I’m sure every magazine has staff-favorite story ideas that never quite make it to print, and one we discuss at least once a year at Executive Travel is why many people seem to experience heightened emotions while up in the air. This week I came across the story I wish we’d run, over at The Atlantic, called “Why We Cry on Planes.”

Have you had this experience? You get engrossed in the inflight movie and all of a sudden you find yourself all choked up, maybe even sobbing into your blanket. Meanwhile your conscious self goes, “This is weird…why am I crying at this?” I cried my way cross-country once while watching Rudy. A friend said he cried unexpectedly watching Legally Blond 2: Red, White and Blond on a flight. (What’s up with that? except that my friend is a very political guy.)

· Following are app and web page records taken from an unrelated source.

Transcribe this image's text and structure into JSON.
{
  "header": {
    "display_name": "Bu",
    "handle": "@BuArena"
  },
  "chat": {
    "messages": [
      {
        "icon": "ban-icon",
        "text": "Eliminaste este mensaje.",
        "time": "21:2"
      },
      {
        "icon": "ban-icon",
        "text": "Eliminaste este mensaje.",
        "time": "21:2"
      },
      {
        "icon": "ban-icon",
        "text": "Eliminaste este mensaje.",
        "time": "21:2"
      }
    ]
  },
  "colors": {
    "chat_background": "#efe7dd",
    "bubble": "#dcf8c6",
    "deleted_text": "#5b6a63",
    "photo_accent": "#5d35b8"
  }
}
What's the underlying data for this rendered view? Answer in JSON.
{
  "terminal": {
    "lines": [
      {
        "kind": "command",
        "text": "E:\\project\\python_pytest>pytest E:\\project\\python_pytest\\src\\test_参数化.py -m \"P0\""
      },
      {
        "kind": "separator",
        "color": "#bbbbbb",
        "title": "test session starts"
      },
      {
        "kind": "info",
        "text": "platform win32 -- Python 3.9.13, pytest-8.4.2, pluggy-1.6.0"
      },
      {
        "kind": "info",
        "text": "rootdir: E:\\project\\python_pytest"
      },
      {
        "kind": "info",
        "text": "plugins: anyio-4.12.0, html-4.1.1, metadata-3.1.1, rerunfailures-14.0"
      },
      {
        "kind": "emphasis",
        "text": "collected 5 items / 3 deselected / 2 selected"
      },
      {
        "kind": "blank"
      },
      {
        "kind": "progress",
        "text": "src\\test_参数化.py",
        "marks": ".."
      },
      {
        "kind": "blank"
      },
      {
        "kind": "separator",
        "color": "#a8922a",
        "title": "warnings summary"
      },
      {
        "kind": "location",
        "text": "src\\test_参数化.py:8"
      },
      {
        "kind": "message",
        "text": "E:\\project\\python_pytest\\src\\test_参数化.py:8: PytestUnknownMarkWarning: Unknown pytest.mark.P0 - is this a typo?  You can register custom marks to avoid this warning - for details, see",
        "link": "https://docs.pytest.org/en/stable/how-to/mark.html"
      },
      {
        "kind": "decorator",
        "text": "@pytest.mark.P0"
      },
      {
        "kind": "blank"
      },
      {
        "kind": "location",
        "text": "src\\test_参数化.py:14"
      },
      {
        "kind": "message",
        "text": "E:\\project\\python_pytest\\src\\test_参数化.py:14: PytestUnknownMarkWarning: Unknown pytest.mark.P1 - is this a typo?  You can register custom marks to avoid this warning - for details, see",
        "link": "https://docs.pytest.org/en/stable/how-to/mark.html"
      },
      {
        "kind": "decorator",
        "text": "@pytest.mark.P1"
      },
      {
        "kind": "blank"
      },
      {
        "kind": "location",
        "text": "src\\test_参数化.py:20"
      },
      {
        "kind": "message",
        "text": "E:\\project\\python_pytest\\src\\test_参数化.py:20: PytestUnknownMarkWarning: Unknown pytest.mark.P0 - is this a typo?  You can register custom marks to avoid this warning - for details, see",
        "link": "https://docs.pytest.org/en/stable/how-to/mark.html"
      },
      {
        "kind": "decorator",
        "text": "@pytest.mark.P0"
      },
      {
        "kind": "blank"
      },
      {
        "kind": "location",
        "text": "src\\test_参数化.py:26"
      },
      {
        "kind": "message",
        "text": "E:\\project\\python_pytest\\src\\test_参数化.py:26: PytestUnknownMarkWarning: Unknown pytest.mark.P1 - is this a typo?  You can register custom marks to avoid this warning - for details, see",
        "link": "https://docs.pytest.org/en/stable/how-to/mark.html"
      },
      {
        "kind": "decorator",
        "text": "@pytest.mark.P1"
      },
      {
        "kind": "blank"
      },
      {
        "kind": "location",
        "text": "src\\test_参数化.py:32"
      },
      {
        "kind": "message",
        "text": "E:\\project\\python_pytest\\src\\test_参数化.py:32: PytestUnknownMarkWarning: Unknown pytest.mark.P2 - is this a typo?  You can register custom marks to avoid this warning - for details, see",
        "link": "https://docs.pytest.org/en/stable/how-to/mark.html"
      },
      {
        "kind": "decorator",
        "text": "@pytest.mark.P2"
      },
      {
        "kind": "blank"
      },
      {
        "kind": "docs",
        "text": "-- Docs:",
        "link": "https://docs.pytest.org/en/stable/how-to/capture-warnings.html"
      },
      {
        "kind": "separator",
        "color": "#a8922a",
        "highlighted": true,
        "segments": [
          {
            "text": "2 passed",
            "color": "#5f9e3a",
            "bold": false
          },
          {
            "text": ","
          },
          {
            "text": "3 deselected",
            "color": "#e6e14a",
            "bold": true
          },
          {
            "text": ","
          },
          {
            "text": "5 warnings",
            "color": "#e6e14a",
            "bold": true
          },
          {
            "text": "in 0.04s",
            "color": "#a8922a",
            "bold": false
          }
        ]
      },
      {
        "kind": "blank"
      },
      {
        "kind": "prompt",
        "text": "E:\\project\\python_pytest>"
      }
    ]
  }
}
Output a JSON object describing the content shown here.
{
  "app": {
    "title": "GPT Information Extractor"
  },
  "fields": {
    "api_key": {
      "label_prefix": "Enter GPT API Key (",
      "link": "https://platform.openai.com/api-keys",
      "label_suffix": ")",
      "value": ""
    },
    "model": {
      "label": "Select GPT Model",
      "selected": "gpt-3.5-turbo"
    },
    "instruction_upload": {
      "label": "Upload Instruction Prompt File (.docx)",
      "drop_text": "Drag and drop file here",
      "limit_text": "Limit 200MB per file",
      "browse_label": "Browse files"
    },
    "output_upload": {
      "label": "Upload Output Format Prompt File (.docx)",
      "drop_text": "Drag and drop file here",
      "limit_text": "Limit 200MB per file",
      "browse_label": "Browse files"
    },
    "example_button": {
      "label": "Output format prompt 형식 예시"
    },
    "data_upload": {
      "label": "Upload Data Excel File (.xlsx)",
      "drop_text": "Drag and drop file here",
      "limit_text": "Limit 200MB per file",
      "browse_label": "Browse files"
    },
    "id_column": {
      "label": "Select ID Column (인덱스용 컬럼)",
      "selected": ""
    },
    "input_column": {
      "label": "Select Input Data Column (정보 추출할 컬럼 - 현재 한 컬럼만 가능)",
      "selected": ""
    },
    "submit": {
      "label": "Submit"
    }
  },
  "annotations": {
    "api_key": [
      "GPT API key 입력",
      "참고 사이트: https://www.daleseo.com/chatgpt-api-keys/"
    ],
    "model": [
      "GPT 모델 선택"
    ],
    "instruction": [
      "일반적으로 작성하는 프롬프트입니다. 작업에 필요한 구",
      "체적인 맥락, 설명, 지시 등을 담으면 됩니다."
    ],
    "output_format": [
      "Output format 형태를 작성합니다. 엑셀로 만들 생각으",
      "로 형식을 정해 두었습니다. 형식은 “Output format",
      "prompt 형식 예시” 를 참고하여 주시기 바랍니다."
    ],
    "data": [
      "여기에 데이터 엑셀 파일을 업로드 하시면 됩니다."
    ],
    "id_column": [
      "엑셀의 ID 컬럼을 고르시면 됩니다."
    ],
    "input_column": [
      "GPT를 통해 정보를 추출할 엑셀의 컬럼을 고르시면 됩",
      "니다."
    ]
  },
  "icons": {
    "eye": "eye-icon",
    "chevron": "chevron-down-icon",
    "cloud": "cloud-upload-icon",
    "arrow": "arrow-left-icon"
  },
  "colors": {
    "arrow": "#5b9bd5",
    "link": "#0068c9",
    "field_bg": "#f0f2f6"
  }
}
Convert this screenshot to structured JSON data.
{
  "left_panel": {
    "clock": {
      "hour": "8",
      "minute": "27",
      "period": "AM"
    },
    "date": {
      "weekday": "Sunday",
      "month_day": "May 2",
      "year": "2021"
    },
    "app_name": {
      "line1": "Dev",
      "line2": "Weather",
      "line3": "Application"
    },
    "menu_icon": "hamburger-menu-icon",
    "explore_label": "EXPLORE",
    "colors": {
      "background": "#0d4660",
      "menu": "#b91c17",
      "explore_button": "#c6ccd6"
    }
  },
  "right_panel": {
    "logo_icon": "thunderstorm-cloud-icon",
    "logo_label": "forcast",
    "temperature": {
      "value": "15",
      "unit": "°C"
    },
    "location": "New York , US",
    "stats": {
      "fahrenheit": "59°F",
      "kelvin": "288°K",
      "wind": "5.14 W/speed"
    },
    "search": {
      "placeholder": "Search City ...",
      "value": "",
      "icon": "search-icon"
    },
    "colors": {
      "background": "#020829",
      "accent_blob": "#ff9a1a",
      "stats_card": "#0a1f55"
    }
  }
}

While there are theories about the airplane sob, none are conclusive. Some hypotheses:

Air pressure/altitude. This is my personal favorite, even if I base it on my dubious made-up science. (There is some research that indicates people experience more intense emotions at high altitude, but truthfully, I’m not sure it translates to the cabin environment.) I’d be curious to know whether adult crying is lessened on the Boeing 787 Dreamliner, since the plane is pressurized to the equivalent of 6,000 feet (due to its structure built from composite materials), vs. 6,900 feet on the B-767 for example. If your ability to taste is altered by altitude, why not your emotional makeup?

Stress or relief from it. I’ve talked to some flight attendants and airline execs who espouse this theory. The whole travel experience is so stressful these days that getting into the seat and relaxing with a movie may produce a let-down that loosens up the emotions.

What’s left behind. I suspect most flights have a handful of passengers onboard who have just begun separations from loved ones. I cried for five hours straight on a flight, having just said good-bye to my father, who I had a suspicion I would not see again. (And as it turned out, he died while I was on the flight.)

The act of sitting alone. The Atlantic story makes a good case for why grieving often happens in cars: There’s time for contemplation. The same theory could hold true for planes. Interesting, though, that on a plane we’re alone, but not. We may have no one to talk to, so get lost in thoughts. However, we’re practically intimate with our seatmates and within earshot of hundreds of other passengers. Does the very fact that we’re surrounded by strangers make us more emotional, or cause us to stifle and hide the tears (thus, the very useful blanket)?

Babies seem quite open to crying on planes, and perhaps we should look no further than classic reasons for baby’s tears: tired, hungry and/or uncomfortable. These days, just about every passenger can relate.

Have you ever cried unabashedly while watching an inflight movie?